Best of the Rest

Editor's note: Below are some of our favorite stories of the week not published by SI. This week's list is curated by Dan Greene.

Voter suppression is well-documented—if still under-documented—in a number of states, but this short Jeffrey Toobin piece for TheNew Yorker on “the dismal situation in New York,” a purported hotbed of progressivism, is a helpful reminder of the pervasiveness of voting rights issues.

Why do people seem so fixated on providing “tape” as evidence? Amanda Hess of The New York Times Magazine, in the latest of her many insightful explorations of modern culture, took a look.

In “How a Woman Becomes a Lake,” a piece beyond my ability to summarize,The New Yorker’s Jia Tolentino draws on literature to reflect how recent months have changed her.

At The Cut, Noreen Maloneexamined a new-media success story, the Skimm newsletter, as it continues to grow in size and influence.

The relationship between hip-hop and politics in the efforts to elect Stacey Abrams as Georgia’s governor was much different than it was when Young Jeezy put out “My President is Black” a decade ago, writes Christina Lee for the Washington Post.

And lastly, a delightful Twitter thread via @Mulboyne ofphotos from a “sober Halloween” event where attendees must dress in everyday costumes and specificity rules.

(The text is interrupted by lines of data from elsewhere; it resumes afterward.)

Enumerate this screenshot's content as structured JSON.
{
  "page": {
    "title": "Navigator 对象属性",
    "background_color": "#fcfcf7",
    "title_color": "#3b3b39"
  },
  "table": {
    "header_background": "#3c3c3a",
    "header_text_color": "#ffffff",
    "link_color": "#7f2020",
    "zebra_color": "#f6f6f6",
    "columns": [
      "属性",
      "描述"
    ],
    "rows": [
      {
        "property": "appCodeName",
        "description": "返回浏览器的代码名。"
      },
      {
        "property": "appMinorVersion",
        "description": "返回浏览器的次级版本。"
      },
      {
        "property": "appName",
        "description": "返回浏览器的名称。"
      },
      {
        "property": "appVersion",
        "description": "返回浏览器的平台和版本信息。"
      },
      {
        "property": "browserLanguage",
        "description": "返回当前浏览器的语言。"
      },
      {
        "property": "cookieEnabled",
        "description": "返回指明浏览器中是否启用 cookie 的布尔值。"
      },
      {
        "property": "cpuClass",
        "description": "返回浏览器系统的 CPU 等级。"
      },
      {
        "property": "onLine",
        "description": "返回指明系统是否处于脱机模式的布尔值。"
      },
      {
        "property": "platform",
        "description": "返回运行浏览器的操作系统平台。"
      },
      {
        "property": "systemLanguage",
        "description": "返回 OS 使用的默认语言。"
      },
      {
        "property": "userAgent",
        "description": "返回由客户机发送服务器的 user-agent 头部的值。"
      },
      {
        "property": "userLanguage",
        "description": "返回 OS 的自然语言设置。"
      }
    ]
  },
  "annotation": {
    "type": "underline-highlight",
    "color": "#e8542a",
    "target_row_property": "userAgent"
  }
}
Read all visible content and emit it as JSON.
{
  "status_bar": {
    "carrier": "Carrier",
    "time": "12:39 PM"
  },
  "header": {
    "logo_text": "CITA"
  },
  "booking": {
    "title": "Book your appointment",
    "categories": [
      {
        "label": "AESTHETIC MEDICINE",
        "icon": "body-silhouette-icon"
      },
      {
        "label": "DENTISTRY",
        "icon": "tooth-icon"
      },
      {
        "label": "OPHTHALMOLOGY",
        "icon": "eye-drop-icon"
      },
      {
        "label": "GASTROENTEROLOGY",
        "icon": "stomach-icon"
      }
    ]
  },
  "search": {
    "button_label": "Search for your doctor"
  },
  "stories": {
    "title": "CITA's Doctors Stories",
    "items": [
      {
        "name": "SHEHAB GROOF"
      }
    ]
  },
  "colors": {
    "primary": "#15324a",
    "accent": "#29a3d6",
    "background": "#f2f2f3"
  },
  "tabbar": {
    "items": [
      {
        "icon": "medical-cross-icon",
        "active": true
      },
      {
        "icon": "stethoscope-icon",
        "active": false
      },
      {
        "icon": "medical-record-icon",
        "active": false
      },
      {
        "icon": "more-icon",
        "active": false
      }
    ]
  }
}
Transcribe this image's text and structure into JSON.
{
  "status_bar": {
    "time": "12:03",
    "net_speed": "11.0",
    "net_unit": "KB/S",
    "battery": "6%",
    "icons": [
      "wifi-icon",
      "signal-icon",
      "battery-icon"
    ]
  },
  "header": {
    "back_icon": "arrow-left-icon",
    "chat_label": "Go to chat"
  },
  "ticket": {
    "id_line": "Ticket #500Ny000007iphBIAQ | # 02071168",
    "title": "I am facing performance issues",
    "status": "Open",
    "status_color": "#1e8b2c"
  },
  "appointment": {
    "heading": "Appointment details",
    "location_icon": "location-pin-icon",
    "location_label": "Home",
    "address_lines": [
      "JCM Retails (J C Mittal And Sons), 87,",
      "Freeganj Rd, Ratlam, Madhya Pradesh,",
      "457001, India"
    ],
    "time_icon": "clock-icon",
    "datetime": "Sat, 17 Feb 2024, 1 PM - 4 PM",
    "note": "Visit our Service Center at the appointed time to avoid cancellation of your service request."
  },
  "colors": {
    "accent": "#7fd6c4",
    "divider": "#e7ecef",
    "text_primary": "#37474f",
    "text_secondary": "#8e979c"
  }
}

Editor's note: What kind of stories and content would you like to see in the Weekend Read? Let's chat at